What you are asked to do: Type out the data below in its entirety, exactly as given.

--- Information shown ---

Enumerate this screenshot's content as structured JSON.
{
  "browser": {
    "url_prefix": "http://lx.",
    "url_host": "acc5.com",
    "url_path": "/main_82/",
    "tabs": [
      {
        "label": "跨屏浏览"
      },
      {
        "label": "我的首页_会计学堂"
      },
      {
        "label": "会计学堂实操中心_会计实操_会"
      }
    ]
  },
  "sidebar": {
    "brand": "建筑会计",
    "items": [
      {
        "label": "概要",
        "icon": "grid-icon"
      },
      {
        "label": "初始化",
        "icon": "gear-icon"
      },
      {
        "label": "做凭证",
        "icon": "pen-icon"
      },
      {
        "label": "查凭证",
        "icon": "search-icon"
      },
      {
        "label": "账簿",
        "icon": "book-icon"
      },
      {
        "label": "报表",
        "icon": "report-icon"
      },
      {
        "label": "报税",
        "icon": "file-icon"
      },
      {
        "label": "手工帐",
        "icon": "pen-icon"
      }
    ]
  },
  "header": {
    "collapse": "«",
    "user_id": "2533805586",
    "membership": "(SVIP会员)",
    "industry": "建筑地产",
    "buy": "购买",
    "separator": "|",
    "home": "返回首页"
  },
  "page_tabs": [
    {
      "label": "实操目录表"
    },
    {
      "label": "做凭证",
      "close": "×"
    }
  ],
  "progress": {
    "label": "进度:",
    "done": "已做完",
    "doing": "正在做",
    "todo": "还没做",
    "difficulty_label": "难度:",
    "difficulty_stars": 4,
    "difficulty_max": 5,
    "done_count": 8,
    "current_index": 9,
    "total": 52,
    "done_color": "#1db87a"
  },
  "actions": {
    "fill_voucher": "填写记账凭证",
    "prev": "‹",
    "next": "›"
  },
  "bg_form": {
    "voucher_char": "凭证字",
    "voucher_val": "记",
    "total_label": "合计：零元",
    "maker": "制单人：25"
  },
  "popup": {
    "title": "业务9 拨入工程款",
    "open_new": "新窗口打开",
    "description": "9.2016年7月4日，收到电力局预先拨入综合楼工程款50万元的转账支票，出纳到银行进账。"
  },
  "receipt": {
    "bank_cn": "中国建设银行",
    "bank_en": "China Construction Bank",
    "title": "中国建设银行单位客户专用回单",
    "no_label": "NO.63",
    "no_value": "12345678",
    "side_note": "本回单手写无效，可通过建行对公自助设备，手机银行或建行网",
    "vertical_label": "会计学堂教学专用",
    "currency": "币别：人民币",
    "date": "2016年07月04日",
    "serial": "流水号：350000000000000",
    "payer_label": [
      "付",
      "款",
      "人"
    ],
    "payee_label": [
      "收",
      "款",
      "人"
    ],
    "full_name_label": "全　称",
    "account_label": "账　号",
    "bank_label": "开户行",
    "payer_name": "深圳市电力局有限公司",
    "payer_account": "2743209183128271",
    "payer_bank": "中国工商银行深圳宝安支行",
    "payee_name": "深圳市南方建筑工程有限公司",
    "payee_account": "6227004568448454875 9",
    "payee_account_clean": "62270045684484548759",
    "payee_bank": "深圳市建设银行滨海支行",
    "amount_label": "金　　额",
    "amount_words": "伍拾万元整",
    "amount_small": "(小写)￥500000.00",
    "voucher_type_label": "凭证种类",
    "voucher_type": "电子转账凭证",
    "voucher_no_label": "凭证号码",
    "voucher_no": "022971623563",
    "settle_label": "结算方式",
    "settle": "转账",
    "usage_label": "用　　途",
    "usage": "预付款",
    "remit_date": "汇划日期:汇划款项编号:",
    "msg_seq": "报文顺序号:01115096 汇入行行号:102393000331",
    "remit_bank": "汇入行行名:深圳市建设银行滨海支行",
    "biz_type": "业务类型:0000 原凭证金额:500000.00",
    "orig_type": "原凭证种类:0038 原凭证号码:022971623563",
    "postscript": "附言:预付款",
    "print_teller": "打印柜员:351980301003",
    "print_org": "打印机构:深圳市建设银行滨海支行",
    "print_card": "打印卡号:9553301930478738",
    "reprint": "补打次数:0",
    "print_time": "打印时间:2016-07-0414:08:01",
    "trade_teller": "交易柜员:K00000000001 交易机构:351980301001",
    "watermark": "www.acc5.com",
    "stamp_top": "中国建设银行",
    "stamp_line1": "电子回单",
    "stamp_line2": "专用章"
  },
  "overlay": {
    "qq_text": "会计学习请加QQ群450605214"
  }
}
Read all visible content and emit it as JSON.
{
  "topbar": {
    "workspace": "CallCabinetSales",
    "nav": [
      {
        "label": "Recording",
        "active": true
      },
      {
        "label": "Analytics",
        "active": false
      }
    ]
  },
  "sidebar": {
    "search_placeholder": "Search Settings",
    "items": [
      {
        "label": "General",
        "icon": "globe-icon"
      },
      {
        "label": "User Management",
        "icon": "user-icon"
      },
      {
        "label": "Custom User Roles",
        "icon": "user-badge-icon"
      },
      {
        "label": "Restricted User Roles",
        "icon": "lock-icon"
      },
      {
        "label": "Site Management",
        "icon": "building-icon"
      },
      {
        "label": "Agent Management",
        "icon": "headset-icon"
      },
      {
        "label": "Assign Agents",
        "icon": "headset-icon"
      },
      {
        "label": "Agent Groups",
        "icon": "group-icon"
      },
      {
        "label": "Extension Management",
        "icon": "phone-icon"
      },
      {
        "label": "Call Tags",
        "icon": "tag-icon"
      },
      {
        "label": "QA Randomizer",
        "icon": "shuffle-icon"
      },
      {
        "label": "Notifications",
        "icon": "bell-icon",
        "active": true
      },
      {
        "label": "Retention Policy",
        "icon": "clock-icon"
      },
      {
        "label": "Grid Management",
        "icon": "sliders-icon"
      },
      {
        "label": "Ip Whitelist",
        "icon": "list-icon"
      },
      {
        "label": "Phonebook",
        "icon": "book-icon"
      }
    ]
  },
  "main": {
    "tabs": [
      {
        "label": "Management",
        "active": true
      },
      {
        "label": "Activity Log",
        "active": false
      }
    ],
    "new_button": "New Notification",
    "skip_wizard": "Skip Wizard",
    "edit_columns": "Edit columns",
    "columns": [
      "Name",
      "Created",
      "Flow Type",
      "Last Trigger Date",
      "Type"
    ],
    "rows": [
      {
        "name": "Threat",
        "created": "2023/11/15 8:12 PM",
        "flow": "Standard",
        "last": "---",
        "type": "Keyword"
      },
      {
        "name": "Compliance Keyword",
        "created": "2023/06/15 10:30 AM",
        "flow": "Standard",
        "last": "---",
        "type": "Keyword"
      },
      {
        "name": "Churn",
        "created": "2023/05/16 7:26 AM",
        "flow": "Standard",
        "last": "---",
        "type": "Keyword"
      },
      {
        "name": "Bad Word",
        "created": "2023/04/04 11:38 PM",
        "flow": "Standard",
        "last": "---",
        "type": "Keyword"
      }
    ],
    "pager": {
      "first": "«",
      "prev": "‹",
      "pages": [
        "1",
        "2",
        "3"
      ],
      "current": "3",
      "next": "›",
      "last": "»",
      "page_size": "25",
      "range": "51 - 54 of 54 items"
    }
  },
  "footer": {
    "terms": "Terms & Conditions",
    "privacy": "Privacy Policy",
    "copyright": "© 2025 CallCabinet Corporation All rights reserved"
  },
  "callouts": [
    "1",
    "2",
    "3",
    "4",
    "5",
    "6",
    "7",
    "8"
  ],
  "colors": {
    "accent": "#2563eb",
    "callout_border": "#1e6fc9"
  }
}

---

Task response:
Enumerate this screenshot's content as structured JSON.
{
  "browser": {
    "url_prefix": "http://lx.",
    "url_host": "acc5.com",
    "url_path": "/main_82/",
    "tabs": [
      {
        "label": "跨屏浏览"
      },
      {
        "label": "我的首页_会计学堂"
      },
      {
        "label": "会计学堂实操中心_会计实操_会"
      }
    ]
  },
  "sidebar": {
    "brand": "建筑会计",
    "items": [
      {
        "label": "概要",
        "icon": "grid-icon"
      },
      {
        "label": "初始化",
        "icon": "gear-icon"
      },
      {
        "label": "做凭证",
        "icon": "pen-icon"
      },
      {
        "label": "查凭证",
        "icon": "search-icon"
      },
      {
        "label": "账簿",
        "icon": "book-icon"
      },
      {
        "label": "报表",
        "icon": "report-icon"
      },
      {
        "label": "报税",
        "icon": "file-icon"
      },
      {
        "label": "手工帐",
        "icon": "pen-icon"
      }
    ]
  },
  "header": {
    "collapse": "«",
    "user_id": "2533805586",
    "membership": "(SVIP会员)",
    "industry": "建筑地产",
    "buy": "购买",
    "separator": "|",
    "home": "返回首页"
  },
  "page_tabs": [
    {
      "label": "实操目录表"
    },
    {
      "label": "做凭证",
      "close": "×"
    }
  ],
  "progress": {
    "label": "进度:",
    "done": "已做完",
    "doing": "正在做",
    "todo": "还没做",
    "difficulty_label": "难度:",
    "difficulty_stars": 4,
    "difficulty_max": 5,
    "done_count": 8,
    "current_index": 9,
    "total": 52,
    "done_color": "#1db87a"
  },
  "actions": {
    "fill_voucher": "填写记账凭证",
    "prev": "‹",
    "next": "›"
  },
  "bg_form": {
    "voucher_char": "凭证字",
    "voucher_val": "记",
    "total_label": "合计：零元",
    "maker": "制单人：25"
  },
  "popup": {
    "title": "业务9 拨入工程款",
    "open_new": "新窗口打开",
    "description": "9.2016年7月4日，收到电力局预先拨入综合楼工程款50万元的转账支票，出纳到银行进账。"
  },
  "receipt": {
    "bank_cn": "中国建设银行",
    "bank_en": "China Construction Bank",
    "title": "中国建设银行单位客户专用回单",
    "no_label": "NO.63",
    "no_value": "12345678",
    "side_note": "本回单手写无效，可通过建行对公自助设备，手机银行或建行网",
    "vertical_label": "会计学堂教学专用",
    "currency": "币别：人民币",
    "date": "2016年07月04日",
    "serial": "流水号：350000000000000",
    "payer_label": [
      "付",
      "款",
      "人"
    ],
    "payee_label": [
      "收",
      "款",
      "人"
    ],
    "full_name_label": "全　称",
    "account_label": "账　号",
    "bank_label": "开户行",
    "payer_name": "深圳市电力局有限公司",
    "payer_account": "2743209183128271",
    "payer_bank": "中国工商银行深圳宝安支行",
    "payee_name": "深圳市南方建筑工程有限公司",
    "payee_account": "6227004568448454875 9",
    "payee_account_clean": "62270045684484548759",
    "payee_bank": "深圳市建设银行滨海支行",
    "amount_label": "金　　额",
    "amount_words": "伍拾万元整",
    "amount_small": "(小写)￥500000.00",
    "voucher_type_label": "凭证种类",
    "voucher_type": "电子转账凭证",
    "voucher_no_label": "凭证号码",
    "voucher_no": "022971623563",
    "settle_label": "结算方式",
    "settle": "转账",
    "usage_label": "用　　途",
    "usage": "预付款",
    "remit_date": "汇划日期:汇划款项编号:",
    "msg_seq": "报文顺序号:01115096 汇入行行号:102393000331",
    "remit_bank": "汇入行行名:深圳市建设银行滨海支行",
    "biz_type": "业务类型:0000 原凭证金额:500000.00",
    "orig_type": "原凭证种类:0038 原凭证号码:022971623563",
    "postscript": "附言:预付款",
    "print_teller": "打印柜员:351980301003",
    "print_org": "打印机构:深圳市建设银行滨海支行",
    "print_card": "打印卡号:9553301930478738",
    "reprint": "补打次数:0",
    "print_time": "打印时间:2016-07-0414:08:01",
    "trade_teller": "交易柜员:K00000000001 交易机构:351980301001",
    "watermark": "www.acc5.com",
    "stamp_top": "中国建设银行",
    "stamp_line1": "电子回单",
    "stamp_line2": "专用章"
  },
  "overlay": {
    "qq_text": "会计学习请加QQ群450605214"
  }
}
Read all visible content and emit it as JSON.
{
  "topbar": {
    "workspace": "CallCabinetSales",
    "nav": [
      {
        "label": "Recording",
        "active": true
      },
      {
        "label": "Analytics",
        "active": false
      }
    ]
  },
  "sidebar": {
    "search_placeholder": "Search Settings",
    "items": [
      {
        "label": "General",
        "icon": "globe-icon"
      },
      {
        "label": "User Management",
        "icon": "user-icon"
      },
      {
        "label": "Custom User Roles",
        "icon": "user-badge-icon"
      },
      {
        "label": "Restricted User Roles",
        "icon": "lock-icon"
      },
      {
        "label": "Site Management",
        "icon": "building-icon"
      },
      {
        "label": "Agent Management",
        "icon": "headset-icon"
      },
      {
        "label": "Assign Agents",
        "icon": "headset-icon"
      },
      {
        "label": "Agent Groups",
        "icon": "group-icon"
      },
      {
        "label": "Extension Management",
        "icon": "phone-icon"
      },
      {
        "label": "Call Tags",
        "icon": "tag-icon"
      },
      {
        "label": "QA Randomizer",
        "icon": "shuffle-icon"
      },
      {
        "label": "Notifications",
        "icon": "bell-icon",
        "active": true
      },
      {
        "label": "Retention Policy",
        "icon": "clock-icon"
      },
      {
        "label": "Grid Management",
        "icon": "sliders-icon"
      },
      {
        "label": "Ip Whitelist",
        "icon": "list-icon"
      },
      {
        "label": "Phonebook",
        "icon": "book-icon"
      }
    ]
  },
  "main": {
    "tabs": [
      {
        "label": "Management",
        "active": true
      },
      {
        "label": "Activity Log",
        "active": false
      }
    ],
    "new_button": "New Notification",
    "skip_wizard": "Skip Wizard",
    "edit_columns": "Edit columns",
    "columns": [
      "Name",
      "Created",
      "Flow Type",
      "Last Trigger Date",
      "Type"
    ],
    "rows": [
      {
        "name": "Threat",
        "created": "2023/11/15 8:12 PM",
        "flow": "Standard",
        "last": "---",
        "type": "Keyword"
      },
      {
        "name": "Compliance Keyword",
        "created": "2023/06/15 10:30 AM",
        "flow": "Standard",
        "last": "---",
        "type": "Keyword"
      },
      {
        "name": "Churn",
        "created": "2023/05/16 7:26 AM",
        "flow": "Standard",
        "last": "---",
        "type": "Keyword"
      },
      {
        "name": "Bad Word",
        "created": "2023/04/04 11:38 PM",
        "flow": "Standard",
        "last": "---",
        "type": "Keyword"
      }
    ],
    "pager": {
      "first": "«",
      "prev": "‹",
      "pages": [
        "1",
        "2",
        "3"
      ],
      "current": "3",
      "next": "›",
      "last": "»",
      "page_size": "25",
      "range": "51 - 54 of 54 items"
    }
  },
  "footer": {
    "terms": "Terms & Conditions",
    "privacy": "Privacy Policy",
    "copyright": "© 2025 CallCabinet Corporation All rights reserved"
  },
  "callouts": [
    "1",
    "2",
    "3",
    "4",
    "5",
    "6",
    "7",
    "8"
  ],
  "colors": {
    "accent": "#2563eb",
    "callout_border": "#1e6fc9"
  }
}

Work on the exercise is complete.